* **Task description**
Repeat the listing below in full, keeping each word as given.

* **Dataset content**
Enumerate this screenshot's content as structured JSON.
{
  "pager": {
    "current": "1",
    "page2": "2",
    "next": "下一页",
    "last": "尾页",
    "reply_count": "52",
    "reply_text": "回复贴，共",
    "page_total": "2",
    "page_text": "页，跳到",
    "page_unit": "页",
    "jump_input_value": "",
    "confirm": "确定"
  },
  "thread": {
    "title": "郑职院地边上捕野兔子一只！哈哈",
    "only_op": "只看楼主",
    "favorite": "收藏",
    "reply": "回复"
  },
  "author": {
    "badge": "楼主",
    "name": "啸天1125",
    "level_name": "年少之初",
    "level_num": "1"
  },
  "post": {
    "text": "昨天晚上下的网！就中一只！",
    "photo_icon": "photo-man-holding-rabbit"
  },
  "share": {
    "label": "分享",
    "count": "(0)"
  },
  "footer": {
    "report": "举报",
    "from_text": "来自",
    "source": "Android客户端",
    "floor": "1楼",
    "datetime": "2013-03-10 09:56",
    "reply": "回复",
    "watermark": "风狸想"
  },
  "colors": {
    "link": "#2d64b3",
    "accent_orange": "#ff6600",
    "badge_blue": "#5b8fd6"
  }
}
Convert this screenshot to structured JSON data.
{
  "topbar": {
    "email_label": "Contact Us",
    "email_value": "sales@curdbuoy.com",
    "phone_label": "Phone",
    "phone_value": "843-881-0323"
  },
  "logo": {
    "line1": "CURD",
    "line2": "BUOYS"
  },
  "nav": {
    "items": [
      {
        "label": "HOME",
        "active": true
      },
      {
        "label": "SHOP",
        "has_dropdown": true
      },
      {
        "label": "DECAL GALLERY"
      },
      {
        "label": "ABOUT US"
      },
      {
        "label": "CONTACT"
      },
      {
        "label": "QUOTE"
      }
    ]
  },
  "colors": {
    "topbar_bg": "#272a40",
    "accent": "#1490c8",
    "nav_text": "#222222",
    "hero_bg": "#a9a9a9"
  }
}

* **Response to this task**
Enumerate this screenshot's content as structured JSON.
{
  "pager": {
    "current": "1",
    "page2": "2",
    "next": "下一页",
    "last": "尾页",
    "reply_count": "52",
    "reply_text": "回复贴，共",
    "page_total": "2",
    "page_text": "页，跳到",
    "page_unit": "页",
    "jump_input_value": "",
    "confirm": "确定"
  },
  "thread": {
    "title": "郑职院地边上捕野兔子一只！哈哈",
    "only_op": "只看楼主",
    "favorite": "收藏",
    "reply": "回复"
  },
  "author": {
    "badge": "楼主",
    "name": "啸天1125",
    "level_name": "年少之初",
    "level_num": "1"
  },
  "post": {
    "text": "昨天晚上下的网！就中一只！",
    "photo_icon": "photo-man-holding-rabbit"
  },
  "share": {
    "label": "分享",
    "count": "(0)"
  },
  "footer": {
    "report": "举报",
    "from_text": "来自",
    "source": "Android客户端",
    "floor": "1楼",
    "datetime": "2013-03-10 09:56",
    "reply": "回复",
    "watermark": "风狸想"
  },
  "colors": {
    "link": "#2d64b3",
    "accent_orange": "#ff6600",
    "badge_blue": "#5b8fd6"
  }
}
Convert this screenshot to structured JSON data.
{
  "topbar": {
    "email_label": "Contact Us",
    "email_value": "sales@curdbuoy.com",
    "phone_label": "Phone",
    "phone_value": "843-881-0323"
  },
  "logo": {
    "line1": "CURD",
    "line2": "BUOYS"
  },
  "nav": {
    "items": [
      {
        "label": "HOME",
        "active": true
      },
      {
        "label": "SHOP",
        "has_dropdown": true
      },
      {
        "label": "DECAL GALLERY"
      },
      {
        "label": "ABOUT US"
      },
      {
        "label": "CONTACT"
      },
      {
        "label": "QUOTE"
      }
    ]
  },
  "colors": {
    "topbar_bg": "#272a40",
    "accent": "#1490c8",
    "nav_text": "#222222",
    "hero_bg": "#a9a9a9"
  }
}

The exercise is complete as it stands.